Of Coast Survey's 1052 nautical charts, 52 depict the magenta line. As charts are rotated through the update process, Coast Survey will evaluate and update the magenta line using charted information. When no depth soundings are on the chart, the line will generally be positioned in the centerline of dredged channels and natural waterways, avoiding shoals or obstructions less than the controlling depth. When the chart data is insufficient for determining the line's preferred route, Coast Survey will attempt to gather additional data from partner agencies and reliable crowdsourcing.



"Most of the magenta line can be re-drawn by using the charted information, and we hope to get it done by mid-2015," Smith explains. "On the other hand, resolving discrepancies between charted information and the line will require research, and new data acquisition and processing, with support from other federal agencies."



Resolving chart discrepancies is a longer-term challenge, Smith says, and can conceivably take up to five years, or even longer. In cases where information is lacking and the line depiction can lead to risky navigation, Coast Survey will remove the line.
 

 

Maritime Reporter May 2015 Digital Edition
FREE Maritime Reporter Subscription
Latest Maritime News    rss feeds

People & Company News

WCI Applauds Increased USACE Funding
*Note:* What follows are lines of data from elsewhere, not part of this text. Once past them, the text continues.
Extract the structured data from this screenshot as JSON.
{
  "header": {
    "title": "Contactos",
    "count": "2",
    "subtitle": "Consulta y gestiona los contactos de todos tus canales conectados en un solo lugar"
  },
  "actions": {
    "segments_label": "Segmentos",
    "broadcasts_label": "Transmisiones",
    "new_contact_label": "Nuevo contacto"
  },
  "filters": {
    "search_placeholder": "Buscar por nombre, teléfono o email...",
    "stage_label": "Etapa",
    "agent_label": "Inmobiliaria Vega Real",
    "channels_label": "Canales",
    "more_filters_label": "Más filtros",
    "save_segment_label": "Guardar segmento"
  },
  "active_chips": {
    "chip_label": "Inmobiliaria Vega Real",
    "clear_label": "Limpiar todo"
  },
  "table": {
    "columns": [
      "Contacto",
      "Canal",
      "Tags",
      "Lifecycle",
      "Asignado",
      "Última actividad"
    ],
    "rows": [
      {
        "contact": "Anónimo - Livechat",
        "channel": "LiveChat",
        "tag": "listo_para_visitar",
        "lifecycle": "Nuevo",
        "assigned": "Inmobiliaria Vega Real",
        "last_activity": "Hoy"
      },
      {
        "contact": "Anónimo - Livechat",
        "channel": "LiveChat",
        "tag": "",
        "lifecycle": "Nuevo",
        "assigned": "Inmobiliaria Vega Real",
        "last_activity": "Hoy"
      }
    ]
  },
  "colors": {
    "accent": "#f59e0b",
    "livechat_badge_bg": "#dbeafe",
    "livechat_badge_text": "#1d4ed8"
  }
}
Today WCI applauded the leadership of Senate Appropriations Committee Chairman Thad Cochran (R-MS) and Senate Energy & Water Development (E&WD) Appropriations Subcommittee
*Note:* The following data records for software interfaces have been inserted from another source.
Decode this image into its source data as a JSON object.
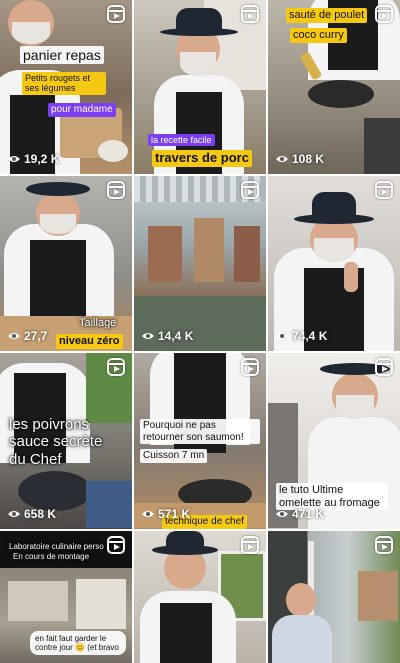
{
  "colors": {
    "caption_yellow": "#f5c912",
    "caption_purple": "#7b3ff2",
    "caption_white": "#ffffff"
  },
  "icons": {
    "reel": "reels-icon",
    "views": "eye-icon"
  },
  "tiles": [
    {
      "captions": [
        "panier repas",
        "Petits rougets et ses légumes",
        "pour madame"
      ],
      "views": "19,2 K"
    },
    {
      "captions": [
        "la recette facile",
        "travers de porc"
      ],
      "views": ""
    },
    {
      "captions": [
        "sauté de poulet",
        "coco curry"
      ],
      "views": "108 K"
    },
    {
      "captions": [
        "Taillage",
        "niveau zéro"
      ],
      "views": "27,7"
    },
    {
      "captions": [],
      "views": "14,4 K"
    },
    {
      "captions": [],
      "views": "74,4 K"
    },
    {
      "captions": [
        "les poivrons sauce secrète du Chef"
      ],
      "views": "658 K"
    },
    {
      "captions": [
        "Pourquoi ne pas retourner son saumon!",
        "Cuisson 7 mn",
        "technique de chef"
      ],
      "views": "571 K"
    },
    {
      "captions": [
        "le tuto Ultime omelette au fromage"
      ],
      "views": "471 K"
    },
    {
      "captions": [
        "Laboratoire culinaire perso",
        "En cours de montage",
        "en fait faut garder le contre jour 😊 (et bravo"
      ],
      "views": ""
    },
    {
      "captions": [],
      "views": ""
    },
    {
      "captions": [],
      "views": ""
    }
  ]
}
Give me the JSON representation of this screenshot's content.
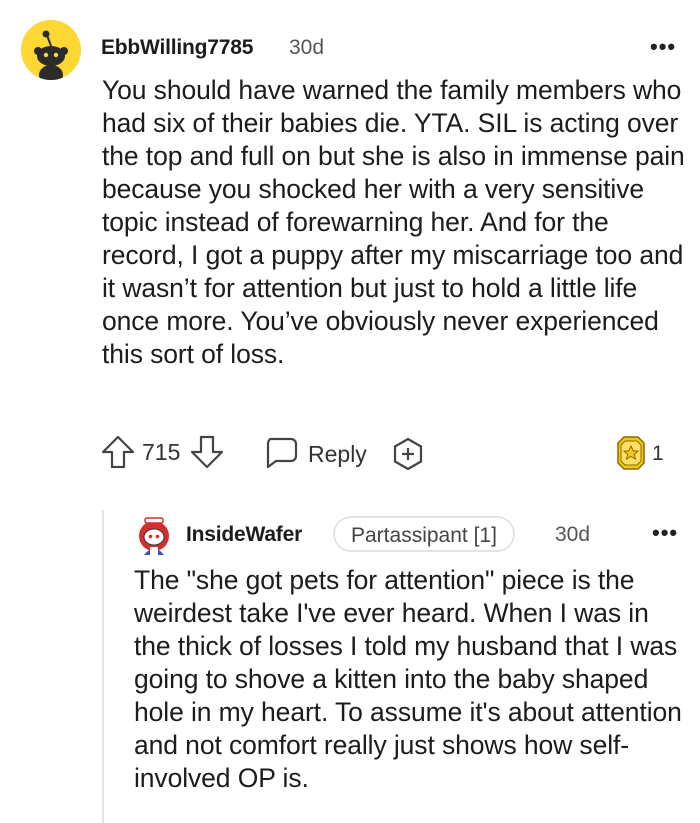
{
  "top_comment": {
    "username": "EbbWilling7785",
    "time": "30d",
    "more_menu": "•••",
    "body": "You should have warned the family members who had six of their babies die. YTA. SIL is acting over the top and full on but she is also in immense pain because you shocked her with a very sensitive topic instead of forewarning her. And for the record, I got a puppy after my miscarriage too and it wasn’t for attention but just to hold a little life once more. You’ve obviously never experienced this sort of loss.",
    "score": "715",
    "reply_label": "Reply",
    "award_count": "1",
    "avatar_icon": "snoo-avatar-icon",
    "avatar_color": "#fdd835"
  },
  "reply_comment": {
    "username": "InsideWafer",
    "flair": "Partassipant [1]",
    "time": "30d",
    "more_menu": "•••",
    "body": "The \"she got pets for attention\" piece is the weirdest take I've ever heard. When I was in the thick of losses I told my husband that I was going to shove a kitten into the baby shaped hole in my heart. To assume it's about attention and not comfort really just shows how self-involved OP is.",
    "avatar_icon": "snoo-red-hair-avatar-icon"
  },
  "colors": {
    "text": "#1c1c1c",
    "muted": "#555555",
    "award_gold": "#f5c518",
    "thread_line": "#e3e3e3"
  }
}
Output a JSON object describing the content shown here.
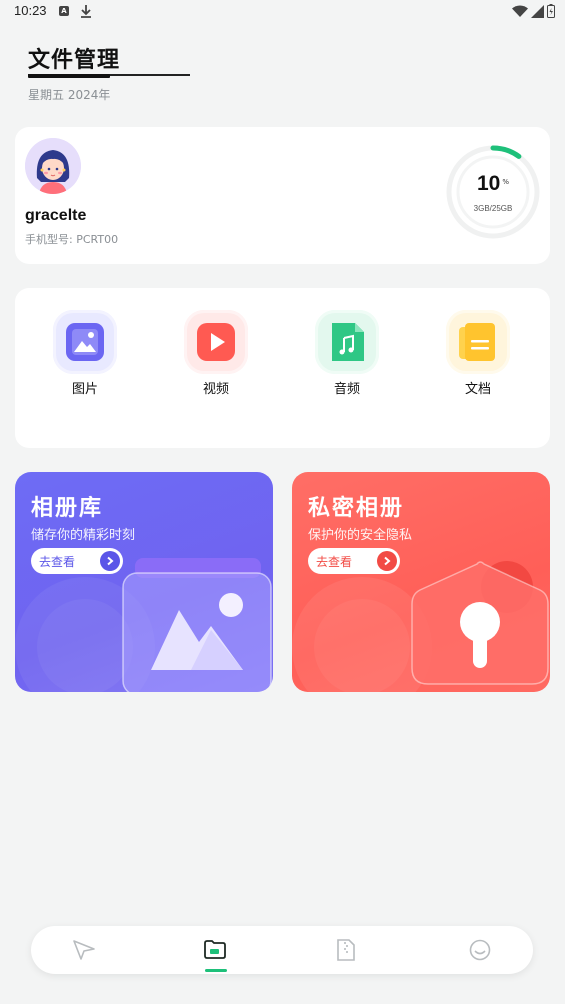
{
  "status_bar": {
    "time": "10:23"
  },
  "header": {
    "title": "文件管理",
    "date": "星期五  2024年"
  },
  "profile": {
    "username": "gracelte",
    "model_label": "手机型号: PCRT00",
    "usage_percent": 10,
    "usage_unit": "%",
    "storage": "3GB/25GB"
  },
  "categories": [
    {
      "label": "图片",
      "icon": "image-icon"
    },
    {
      "label": "视频",
      "icon": "play-icon"
    },
    {
      "label": "音频",
      "icon": "music-icon"
    },
    {
      "label": "文档",
      "icon": "document-icon"
    }
  ],
  "banners": [
    {
      "title": "相册库",
      "subtitle": "储存你的精彩时刻",
      "button": "去查看"
    },
    {
      "title": "私密相册",
      "subtitle": "保护你的安全隐私",
      "button": "去查看"
    }
  ],
  "tabbar": {
    "items": [
      {
        "icon": "send-icon",
        "active": false
      },
      {
        "icon": "folder-icon",
        "active": true
      },
      {
        "icon": "zip-file-icon",
        "active": false
      },
      {
        "icon": "smile-icon",
        "active": false
      }
    ]
  },
  "colors": {
    "accent_green": "#1ec07a",
    "album_purple": "#6e6cf5",
    "private_red": "#ff5f58"
  }
}
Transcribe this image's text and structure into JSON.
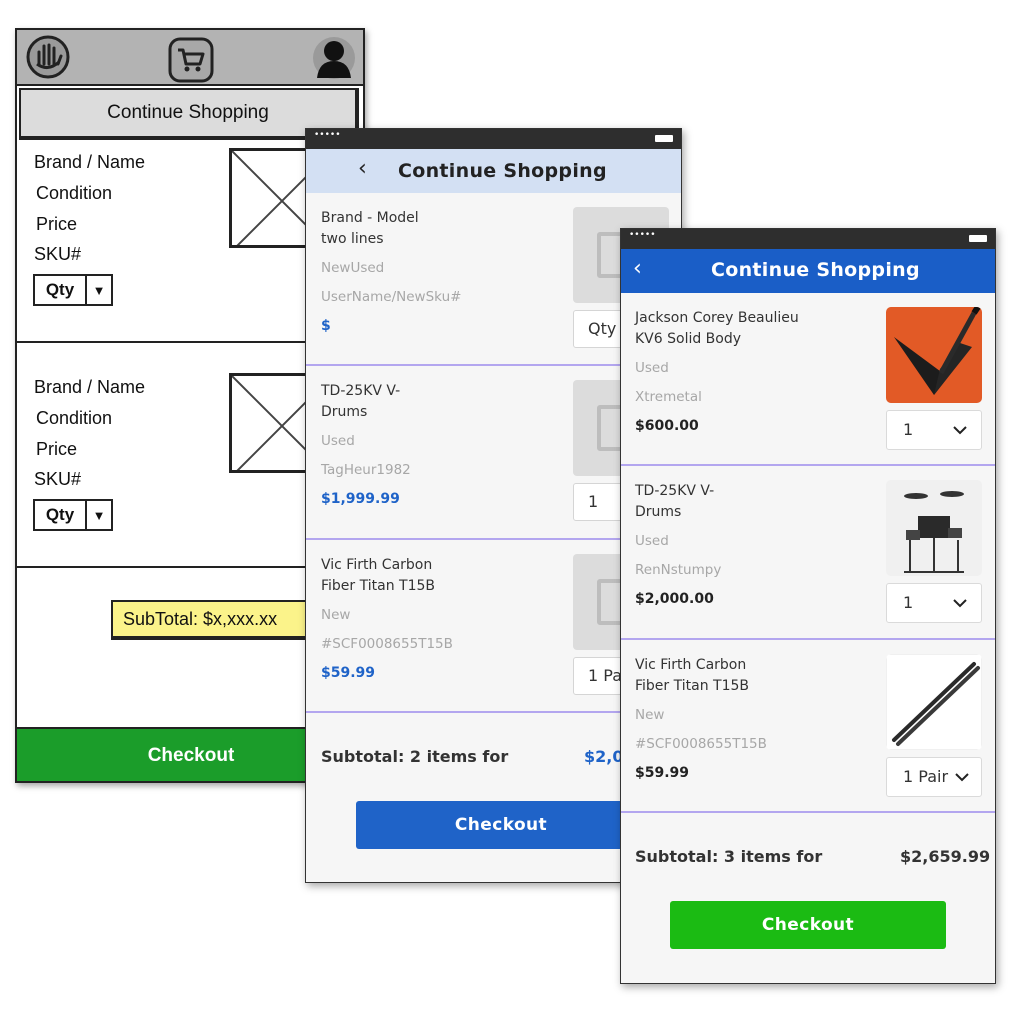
{
  "wireframe": {
    "continue_label": "Continue Shopping",
    "items": [
      {
        "brand": "Brand / Name",
        "condition": "Condition",
        "price": "Price",
        "sku": "SKU#",
        "qty": "Qty"
      },
      {
        "brand": "Brand / Name",
        "condition": "Condition",
        "price": "Price",
        "sku": "SKU#",
        "qty": "Qty"
      }
    ],
    "subtotal": "SubTotal: $x,xxx.xx",
    "checkout": "Checkout"
  },
  "midfi": {
    "status_dots": "•••••",
    "title": "Continue Shopping",
    "items": [
      {
        "line1": "Brand - Model",
        "line2": "two lines",
        "condition": "NewUsed",
        "seller": "UserName/NewSku#",
        "price": "$",
        "qty": "Qty"
      },
      {
        "line1": "TD-25KV V-",
        "line2": "Drums",
        "condition": "Used",
        "seller": "TagHeur1982",
        "price": "$1,999.99",
        "qty": "1"
      },
      {
        "line1": "Vic Firth Carbon",
        "line2": "Fiber Titan T15B",
        "condition": "New",
        "seller": "#SCF0008655T15B",
        "price": "$59.99",
        "qty": "1 Pai"
      }
    ],
    "subtotal_label": "Subtotal: 2 items for",
    "subtotal_value": "$2,0",
    "checkout": "Checkout",
    "price_color": "#1f63c8"
  },
  "hifi": {
    "status_dots": "•••••",
    "title": "Continue Shopping",
    "items": [
      {
        "line1": "Jackson Corey Beaulieu",
        "line2": "KV6 Solid Body",
        "condition": "Used",
        "seller": "Xtremetal",
        "price": "$600.00",
        "qty": "1"
      },
      {
        "line1": "TD-25KV V-",
        "line2": "Drums",
        "condition": "Used",
        "seller": "RenNstumpy",
        "price": "$2,000.00",
        "qty": "1"
      },
      {
        "line1": "Vic Firth Carbon",
        "line2": "Fiber Titan T15B",
        "condition": "New",
        "seller": "#SCF0008655T15B",
        "price": "$59.99",
        "qty": "1 Pair"
      }
    ],
    "subtotal_label": "Subtotal: 3 items for",
    "subtotal_value": "$2,659.99",
    "checkout": "Checkout",
    "header_color": "#1a5ec7",
    "checkout_color": "#1bbb13"
  }
}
SoCal Beach Cleanup Could Take Months

The U.S. Coast Guard captain overseeing cleanup of oil spilled from a pipeline rupture that closed two California state beaches and fouled offshore waters near

MPC Honors Crowley for Tank Vessel Safety
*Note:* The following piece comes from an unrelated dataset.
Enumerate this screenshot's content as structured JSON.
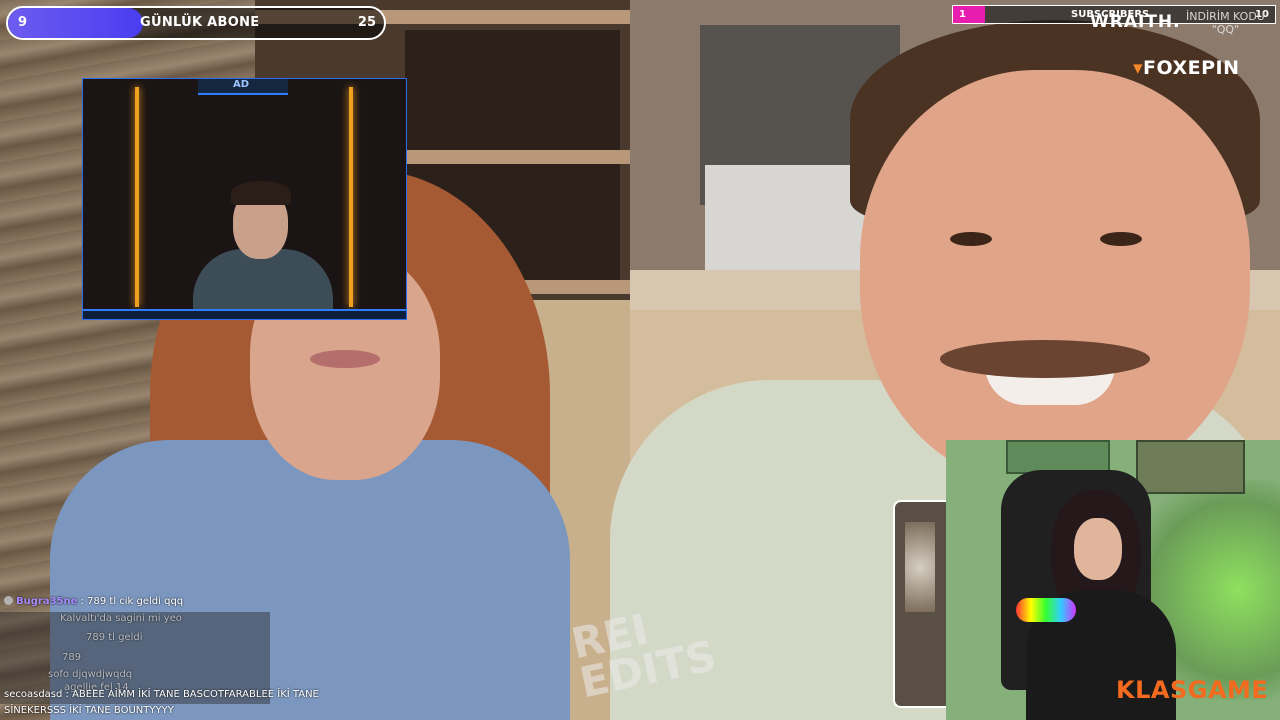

Crowley Maritime Corporation’s petroleum services division has once again been honored by Marathon Petroleum Company (MPC) with its annual Elite Vessel Award, which

Navigation

IMO Adopts Polar Code Environmental Provisions

United Nations' International Maritime Organization (IMO) has adopted the environmental part of the Polar Code. Hereby, internationally binding regulations on

NAVTOR AS, Nautic AB Launch Complete Navigation Solution

E-navigation specialist NAVTOR has joined forces with Nautic AB, a provider of navigational equipment, charts and publications to the Swedish market, to launch NAVTOR NAUTIC AB.

Launch of 'Eunavfor Med' Welcomed by BIMCO

The decision of the EU Council to launch EUNAVFOR Med* was today strongly welcomed by BIMCO, following the association’s statement on 24 April calling for an

News

DMW Marine Takes the Lead in Military Cranes

DMW Marine Group, LLC. has completed a number of projects for the U.S. Navy and foreign Navies in recent years, claiming a place as a go-to supplier for Navy departments globally.

US Oil Platform on Fire in Gulf Of Mexico

An oil platform caught fire and was evacuated in the U.S. Gulf of Mexico offshore Louisiana in the early hours of Friday, though no injuries were reported, the U.

USCG Tall Ship Sailing to the Bahamas

The U.S. Coast Guard Cutter Eagle is scheduled to arrive at Berth 14 at Prince George Wharf in Nassau, Bahamas on Thursday, May 28 as part of its 2015 cadet summer training deployment.

Surveyors

Carrier Schedule Reliability Improves in April

Transport consultant Drewry’s Carrier Performance Insight (CPI) for April records 67.6%, up by 4.1 percentage improvement on the previous month in the aggregate

China Denies Kra Canal Deal

China has denied it is involved in work on the Kra canal, defusing hype over a project that purportedly lets ships bypass the Strait of Malacca and Singapore's port, reports Strait Times.

Koden’s CVS-FX Echosounder Compatible with Olex

Koden Electronics Co., Ltd. announced that its CVS-FX series echosounders (CVS-FX1, CVS-FX2 & CVS-FX2BB) are now fully compatible with the Olex 3D navigation system.

 
 
Maritime Security Maritime Standards Pod Propulsion Salvage Ship Electronics Ship Repair Ship Simulators Shipbuilding / Vessel Construction Sonar Winch
rss | archive | history | articles | privacy | contributors | top maritime news | about us | copyright | maritime magazines
maritime security news | shipbuilding news | maritime industry | shipping news | maritime reporting | workboats news | ship design | maritime business

Time taken: 0.2425 sec (4 req/sec)